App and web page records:

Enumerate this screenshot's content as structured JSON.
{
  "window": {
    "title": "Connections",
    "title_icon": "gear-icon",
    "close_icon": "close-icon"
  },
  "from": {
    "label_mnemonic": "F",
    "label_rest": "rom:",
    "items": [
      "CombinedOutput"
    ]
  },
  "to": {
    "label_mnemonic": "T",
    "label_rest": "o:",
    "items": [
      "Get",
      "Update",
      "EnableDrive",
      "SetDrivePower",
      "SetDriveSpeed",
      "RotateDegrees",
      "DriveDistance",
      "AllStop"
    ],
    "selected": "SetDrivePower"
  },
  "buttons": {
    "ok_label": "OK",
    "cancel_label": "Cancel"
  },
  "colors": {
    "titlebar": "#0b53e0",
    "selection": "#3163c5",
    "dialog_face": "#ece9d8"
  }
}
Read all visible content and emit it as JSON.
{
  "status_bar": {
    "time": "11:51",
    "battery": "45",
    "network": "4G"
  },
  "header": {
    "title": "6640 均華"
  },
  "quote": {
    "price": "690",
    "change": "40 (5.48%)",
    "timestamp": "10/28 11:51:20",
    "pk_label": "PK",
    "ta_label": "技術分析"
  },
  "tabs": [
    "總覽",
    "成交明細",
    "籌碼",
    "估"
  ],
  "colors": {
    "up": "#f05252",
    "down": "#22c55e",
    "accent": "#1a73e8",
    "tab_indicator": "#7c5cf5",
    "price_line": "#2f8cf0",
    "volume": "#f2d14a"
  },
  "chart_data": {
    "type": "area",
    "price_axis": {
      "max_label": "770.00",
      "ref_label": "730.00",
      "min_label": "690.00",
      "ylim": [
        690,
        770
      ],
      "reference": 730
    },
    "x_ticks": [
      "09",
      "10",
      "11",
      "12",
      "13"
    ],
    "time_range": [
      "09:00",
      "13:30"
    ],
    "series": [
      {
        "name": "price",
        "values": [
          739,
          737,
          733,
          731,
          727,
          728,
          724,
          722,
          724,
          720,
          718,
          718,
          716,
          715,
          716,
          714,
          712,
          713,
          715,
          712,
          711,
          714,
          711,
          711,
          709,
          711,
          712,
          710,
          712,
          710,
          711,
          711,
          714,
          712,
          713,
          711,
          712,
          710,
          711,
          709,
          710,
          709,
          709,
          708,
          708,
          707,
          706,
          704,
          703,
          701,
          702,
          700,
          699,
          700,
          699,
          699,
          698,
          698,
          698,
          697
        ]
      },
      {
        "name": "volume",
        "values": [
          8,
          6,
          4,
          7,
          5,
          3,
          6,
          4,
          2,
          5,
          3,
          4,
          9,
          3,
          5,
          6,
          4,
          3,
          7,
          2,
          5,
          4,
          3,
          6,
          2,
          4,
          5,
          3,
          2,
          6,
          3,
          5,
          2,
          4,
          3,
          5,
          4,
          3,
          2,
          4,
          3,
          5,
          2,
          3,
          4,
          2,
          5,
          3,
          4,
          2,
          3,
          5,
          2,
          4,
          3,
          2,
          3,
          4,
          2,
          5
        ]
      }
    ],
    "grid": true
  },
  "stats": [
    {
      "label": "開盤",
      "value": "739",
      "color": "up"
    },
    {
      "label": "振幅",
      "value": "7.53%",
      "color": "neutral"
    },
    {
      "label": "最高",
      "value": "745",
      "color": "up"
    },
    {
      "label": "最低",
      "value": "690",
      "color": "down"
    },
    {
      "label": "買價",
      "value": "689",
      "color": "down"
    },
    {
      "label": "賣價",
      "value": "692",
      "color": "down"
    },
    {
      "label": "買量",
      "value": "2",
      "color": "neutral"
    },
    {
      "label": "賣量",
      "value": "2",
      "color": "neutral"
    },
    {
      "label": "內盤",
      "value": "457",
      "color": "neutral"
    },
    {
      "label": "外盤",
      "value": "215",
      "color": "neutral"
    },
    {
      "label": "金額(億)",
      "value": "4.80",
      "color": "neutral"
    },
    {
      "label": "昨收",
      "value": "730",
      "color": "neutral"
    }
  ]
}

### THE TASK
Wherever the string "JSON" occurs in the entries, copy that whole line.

### RESPONSE TO THE TASK
Enumerate this screenshot's content as structured JSON.
Read all visible content and emit it as JSON.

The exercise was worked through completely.